Besides the utilization versus spend commitment and various flexibility range between Reserved Instances and Savings Plans, the service coverage of these two purchase options is another factor to take into consideration. Currently, Reserved Instances (launched in 2009) are available for Amazon EC2, Amazon RDS, Amazon ElastiCache, Amazon OpenSearch Service (successor to Amazon Elasticsearch Service), Amazon Redshift, and Amazon DynamoDB; while Savings Plans, as a newer purchase program (launched in 2019), has now three options: Compute, EC2, and Amazon SageMaker.
Cost Optimized Resources
You want to make sure your development and management teams who make the technology design and purchase decisions understand all the resources available to better match your EC2 capacity with demand. The dynamic and predictive features of Amazon EC2 Auto Scaling helps add / remove EC2 instances based on the changing demand. AWS Instance Scheduler allows you to configure the start and stop schedules for your EC2 instances.
Based on your historic spend, AWS curates recommendations to optimize your resources. AWS Cost Explorer Rightsizing Recommendations detects your idle and underutilized instances and sends you recommended instance type(s) and size(s) along with the estimated savings. If your workload patterns fit for any of the commitment-based purchase options, e.g. Reserved Instances or Savings Plans, you will also receive guidance for the recommended instance family, size and commitment in your cost management console. AWS Compute Optimizer offers deep insights into the recommendations by identifying over- and under-provisioned resource dimensions and provides you a way to identify OS configuration changes needed to apply recommendations. Review and customize these recommendations according to your plan to gain the most savings.
We are confident that as one of the foundational services of AWS, Amazon EC2 will grow stronger, excite you with more innovation, and continuously exemplify all the essential values of cloud computing:
- Scalability, allowing you to spin up and down compute capacity within minutes
- Security, enhanced by the Nitro System, supporting 80 and more security standards and compliance certifications
- Reliability, committing 99.99% availability for each Amazon EC2 region
- Cost-optimized, offering you the flexibility and tools to choose the right purchase and resource options that meet your workload needs
- Innovation, 400+ instances rolled out in the past 15 years to continuously optimize for compute, memory, storage.
We invite you to join our virtual celebration (Aug.23-24) of the 15 years birthday of Amazon EC2 and learn from AWS leaders and experts as they share lessons from building the world’s most comprehensive and broadly adopted cloud platform.
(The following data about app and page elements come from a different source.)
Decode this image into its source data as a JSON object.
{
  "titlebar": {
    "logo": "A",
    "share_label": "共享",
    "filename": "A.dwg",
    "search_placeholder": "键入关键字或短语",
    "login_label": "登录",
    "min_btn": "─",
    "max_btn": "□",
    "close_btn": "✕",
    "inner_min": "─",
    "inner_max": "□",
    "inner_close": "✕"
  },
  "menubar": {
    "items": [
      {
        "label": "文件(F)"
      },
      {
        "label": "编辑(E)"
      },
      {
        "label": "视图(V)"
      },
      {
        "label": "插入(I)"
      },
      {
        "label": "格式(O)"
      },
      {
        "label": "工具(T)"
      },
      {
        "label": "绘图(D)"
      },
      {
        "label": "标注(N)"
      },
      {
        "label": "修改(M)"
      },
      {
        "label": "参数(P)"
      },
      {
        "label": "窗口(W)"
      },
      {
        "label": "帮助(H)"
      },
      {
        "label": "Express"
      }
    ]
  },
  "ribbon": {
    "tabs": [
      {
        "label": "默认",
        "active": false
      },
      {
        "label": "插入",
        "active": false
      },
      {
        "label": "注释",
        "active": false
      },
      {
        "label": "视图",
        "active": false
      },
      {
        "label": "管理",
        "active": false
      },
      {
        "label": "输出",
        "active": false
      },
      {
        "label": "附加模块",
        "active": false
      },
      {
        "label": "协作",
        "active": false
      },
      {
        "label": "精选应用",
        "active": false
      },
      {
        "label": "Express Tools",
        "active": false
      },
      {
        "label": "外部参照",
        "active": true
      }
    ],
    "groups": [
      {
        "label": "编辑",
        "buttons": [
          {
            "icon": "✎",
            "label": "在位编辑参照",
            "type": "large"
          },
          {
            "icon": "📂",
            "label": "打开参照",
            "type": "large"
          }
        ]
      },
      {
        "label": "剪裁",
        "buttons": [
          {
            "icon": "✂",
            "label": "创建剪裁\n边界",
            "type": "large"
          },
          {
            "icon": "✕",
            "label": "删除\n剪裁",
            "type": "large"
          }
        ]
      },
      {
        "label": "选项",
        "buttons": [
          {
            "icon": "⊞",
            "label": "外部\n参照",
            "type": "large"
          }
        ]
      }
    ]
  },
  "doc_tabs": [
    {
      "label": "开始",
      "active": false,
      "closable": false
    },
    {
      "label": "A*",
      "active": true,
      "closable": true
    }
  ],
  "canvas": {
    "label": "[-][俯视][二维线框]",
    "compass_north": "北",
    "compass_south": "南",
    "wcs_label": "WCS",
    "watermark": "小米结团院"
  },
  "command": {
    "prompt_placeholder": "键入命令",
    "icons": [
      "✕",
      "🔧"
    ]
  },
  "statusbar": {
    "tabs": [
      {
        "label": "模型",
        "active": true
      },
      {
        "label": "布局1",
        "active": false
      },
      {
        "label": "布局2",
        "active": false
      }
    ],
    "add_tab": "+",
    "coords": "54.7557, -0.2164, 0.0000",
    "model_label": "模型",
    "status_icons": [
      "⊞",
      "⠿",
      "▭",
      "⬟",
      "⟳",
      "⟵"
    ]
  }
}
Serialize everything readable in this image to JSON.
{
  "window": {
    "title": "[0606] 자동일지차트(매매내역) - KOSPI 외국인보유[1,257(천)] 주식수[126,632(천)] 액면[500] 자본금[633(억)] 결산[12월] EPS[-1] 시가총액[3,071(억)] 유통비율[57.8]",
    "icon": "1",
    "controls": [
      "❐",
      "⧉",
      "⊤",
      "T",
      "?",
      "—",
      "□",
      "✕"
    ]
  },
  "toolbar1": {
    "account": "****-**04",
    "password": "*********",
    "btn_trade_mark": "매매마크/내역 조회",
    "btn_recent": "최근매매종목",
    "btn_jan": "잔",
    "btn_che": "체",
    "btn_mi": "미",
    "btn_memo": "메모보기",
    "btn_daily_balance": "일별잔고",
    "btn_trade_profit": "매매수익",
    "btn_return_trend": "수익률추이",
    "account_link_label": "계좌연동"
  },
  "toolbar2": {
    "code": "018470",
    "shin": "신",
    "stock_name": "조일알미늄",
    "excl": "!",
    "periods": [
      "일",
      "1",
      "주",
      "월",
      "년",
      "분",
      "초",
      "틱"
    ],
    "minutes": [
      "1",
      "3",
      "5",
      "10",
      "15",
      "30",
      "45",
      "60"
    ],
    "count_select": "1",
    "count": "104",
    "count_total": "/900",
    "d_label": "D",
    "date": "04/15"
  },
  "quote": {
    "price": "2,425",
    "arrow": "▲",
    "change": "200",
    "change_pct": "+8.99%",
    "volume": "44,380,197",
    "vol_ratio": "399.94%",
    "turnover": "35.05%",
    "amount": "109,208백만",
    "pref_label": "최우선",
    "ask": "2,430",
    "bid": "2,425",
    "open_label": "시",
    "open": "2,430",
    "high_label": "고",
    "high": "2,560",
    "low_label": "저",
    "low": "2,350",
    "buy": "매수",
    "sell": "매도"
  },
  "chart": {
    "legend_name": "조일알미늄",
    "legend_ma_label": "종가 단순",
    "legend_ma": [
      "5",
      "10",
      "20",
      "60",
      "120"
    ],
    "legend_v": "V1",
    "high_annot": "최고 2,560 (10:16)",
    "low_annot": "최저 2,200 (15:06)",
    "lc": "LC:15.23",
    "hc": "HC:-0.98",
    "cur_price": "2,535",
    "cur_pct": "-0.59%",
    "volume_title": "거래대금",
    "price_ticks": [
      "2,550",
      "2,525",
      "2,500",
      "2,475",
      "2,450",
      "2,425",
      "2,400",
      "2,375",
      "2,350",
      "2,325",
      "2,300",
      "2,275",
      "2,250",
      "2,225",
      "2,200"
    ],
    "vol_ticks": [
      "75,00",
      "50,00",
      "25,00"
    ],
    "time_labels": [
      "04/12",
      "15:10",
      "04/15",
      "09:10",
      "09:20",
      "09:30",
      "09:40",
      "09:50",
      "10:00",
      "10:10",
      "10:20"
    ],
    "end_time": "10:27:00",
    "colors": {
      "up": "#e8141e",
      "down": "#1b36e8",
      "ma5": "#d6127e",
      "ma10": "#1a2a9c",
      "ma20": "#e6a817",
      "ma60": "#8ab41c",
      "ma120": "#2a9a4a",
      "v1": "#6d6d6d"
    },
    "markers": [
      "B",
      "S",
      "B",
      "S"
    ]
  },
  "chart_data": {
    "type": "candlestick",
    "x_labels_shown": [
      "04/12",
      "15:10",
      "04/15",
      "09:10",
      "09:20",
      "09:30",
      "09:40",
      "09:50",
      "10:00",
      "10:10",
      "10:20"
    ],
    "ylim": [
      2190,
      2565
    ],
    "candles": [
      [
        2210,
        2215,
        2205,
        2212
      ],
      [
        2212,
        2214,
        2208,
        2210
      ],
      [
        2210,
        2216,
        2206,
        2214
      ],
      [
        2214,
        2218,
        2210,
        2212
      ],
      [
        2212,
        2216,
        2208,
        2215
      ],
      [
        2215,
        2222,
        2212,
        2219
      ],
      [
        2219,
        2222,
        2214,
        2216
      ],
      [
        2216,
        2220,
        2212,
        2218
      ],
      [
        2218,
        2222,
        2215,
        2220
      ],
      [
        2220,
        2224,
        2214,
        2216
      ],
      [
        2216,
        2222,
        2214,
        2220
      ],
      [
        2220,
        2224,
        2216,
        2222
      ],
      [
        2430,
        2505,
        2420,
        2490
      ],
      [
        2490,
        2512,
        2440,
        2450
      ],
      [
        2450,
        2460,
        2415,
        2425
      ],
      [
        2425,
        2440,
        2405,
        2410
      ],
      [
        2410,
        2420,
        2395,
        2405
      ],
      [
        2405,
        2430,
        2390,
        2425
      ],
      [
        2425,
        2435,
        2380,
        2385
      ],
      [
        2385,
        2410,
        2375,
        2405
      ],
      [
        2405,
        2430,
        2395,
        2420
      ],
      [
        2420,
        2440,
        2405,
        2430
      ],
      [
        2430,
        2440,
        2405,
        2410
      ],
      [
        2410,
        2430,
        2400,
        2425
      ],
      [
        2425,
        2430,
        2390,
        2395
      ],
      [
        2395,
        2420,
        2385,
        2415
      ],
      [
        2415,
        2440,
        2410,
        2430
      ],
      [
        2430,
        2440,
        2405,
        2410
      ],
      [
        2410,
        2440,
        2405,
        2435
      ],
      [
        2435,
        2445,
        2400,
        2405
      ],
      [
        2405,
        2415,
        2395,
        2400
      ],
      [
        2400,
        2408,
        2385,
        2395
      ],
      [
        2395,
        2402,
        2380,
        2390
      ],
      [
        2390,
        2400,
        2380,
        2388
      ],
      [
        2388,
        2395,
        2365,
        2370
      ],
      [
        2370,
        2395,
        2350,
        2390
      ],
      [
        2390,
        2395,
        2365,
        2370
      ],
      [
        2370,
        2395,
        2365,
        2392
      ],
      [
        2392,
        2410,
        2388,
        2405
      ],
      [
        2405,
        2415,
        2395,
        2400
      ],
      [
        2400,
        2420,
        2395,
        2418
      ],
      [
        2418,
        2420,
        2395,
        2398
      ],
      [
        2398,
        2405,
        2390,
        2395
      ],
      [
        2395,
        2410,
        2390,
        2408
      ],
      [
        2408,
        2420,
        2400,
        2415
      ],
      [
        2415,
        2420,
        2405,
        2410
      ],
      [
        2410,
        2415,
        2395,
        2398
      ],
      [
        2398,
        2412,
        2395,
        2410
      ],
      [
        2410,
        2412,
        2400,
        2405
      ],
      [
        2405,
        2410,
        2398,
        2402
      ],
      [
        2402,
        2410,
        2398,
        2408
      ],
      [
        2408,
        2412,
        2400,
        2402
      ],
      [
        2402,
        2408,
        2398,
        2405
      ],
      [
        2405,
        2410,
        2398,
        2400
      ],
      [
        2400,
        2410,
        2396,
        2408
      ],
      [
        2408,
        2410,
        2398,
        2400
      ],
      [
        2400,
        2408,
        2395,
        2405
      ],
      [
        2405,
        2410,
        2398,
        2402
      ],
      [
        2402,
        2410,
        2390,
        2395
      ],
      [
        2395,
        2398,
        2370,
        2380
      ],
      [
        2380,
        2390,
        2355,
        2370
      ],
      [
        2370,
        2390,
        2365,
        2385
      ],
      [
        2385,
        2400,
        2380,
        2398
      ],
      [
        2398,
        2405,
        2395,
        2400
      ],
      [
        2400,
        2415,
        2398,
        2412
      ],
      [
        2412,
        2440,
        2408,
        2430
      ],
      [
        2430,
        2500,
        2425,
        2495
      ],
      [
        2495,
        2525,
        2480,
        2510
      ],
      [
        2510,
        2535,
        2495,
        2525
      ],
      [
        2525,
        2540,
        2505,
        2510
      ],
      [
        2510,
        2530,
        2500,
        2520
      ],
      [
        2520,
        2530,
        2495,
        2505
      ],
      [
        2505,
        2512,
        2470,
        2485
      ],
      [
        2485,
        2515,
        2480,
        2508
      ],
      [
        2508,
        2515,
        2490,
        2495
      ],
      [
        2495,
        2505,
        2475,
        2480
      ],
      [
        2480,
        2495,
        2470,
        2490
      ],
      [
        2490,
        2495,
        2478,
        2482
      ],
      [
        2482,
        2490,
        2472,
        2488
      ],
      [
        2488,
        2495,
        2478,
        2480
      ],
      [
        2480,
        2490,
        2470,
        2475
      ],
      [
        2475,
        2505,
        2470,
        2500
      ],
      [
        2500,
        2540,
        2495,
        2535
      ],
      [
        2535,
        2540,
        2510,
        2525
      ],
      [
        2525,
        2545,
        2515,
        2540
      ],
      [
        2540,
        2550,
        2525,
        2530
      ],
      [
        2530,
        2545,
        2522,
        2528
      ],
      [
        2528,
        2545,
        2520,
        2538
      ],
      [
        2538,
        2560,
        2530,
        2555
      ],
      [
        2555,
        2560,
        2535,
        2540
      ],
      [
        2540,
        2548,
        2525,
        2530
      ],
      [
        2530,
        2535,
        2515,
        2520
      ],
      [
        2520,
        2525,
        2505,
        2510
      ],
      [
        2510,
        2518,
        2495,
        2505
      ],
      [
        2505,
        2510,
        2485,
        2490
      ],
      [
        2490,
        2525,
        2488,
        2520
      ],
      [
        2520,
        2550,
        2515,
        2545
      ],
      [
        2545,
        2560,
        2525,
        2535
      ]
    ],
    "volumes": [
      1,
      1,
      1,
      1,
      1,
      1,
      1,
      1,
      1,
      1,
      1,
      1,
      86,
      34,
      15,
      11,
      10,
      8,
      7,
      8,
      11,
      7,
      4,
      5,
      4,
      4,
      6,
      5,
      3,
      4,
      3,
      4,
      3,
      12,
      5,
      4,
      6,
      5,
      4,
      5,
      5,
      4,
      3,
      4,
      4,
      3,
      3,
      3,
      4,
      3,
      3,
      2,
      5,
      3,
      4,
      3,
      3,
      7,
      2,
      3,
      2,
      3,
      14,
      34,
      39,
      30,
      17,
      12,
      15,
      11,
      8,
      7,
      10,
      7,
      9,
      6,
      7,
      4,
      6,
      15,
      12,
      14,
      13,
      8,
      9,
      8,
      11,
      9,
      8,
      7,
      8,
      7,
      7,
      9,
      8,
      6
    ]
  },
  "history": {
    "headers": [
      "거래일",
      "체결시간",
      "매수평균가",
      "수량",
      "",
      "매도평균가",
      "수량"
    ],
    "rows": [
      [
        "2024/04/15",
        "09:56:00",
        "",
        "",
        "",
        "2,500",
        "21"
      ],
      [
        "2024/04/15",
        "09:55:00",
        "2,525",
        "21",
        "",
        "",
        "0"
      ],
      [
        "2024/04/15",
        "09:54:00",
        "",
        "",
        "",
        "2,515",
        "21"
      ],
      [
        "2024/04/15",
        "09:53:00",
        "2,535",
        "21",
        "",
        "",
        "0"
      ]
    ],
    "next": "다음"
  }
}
Also, be sure to check out Jeff’s News blog channel for his birthday wishes to EC2 on Aug.23. As our Chief Evangelist and a tenured Amazonian (19 years and counting), he will for sure have more interesting stories and milestones to share regarding the EC2 launch and its 15-year growth journey.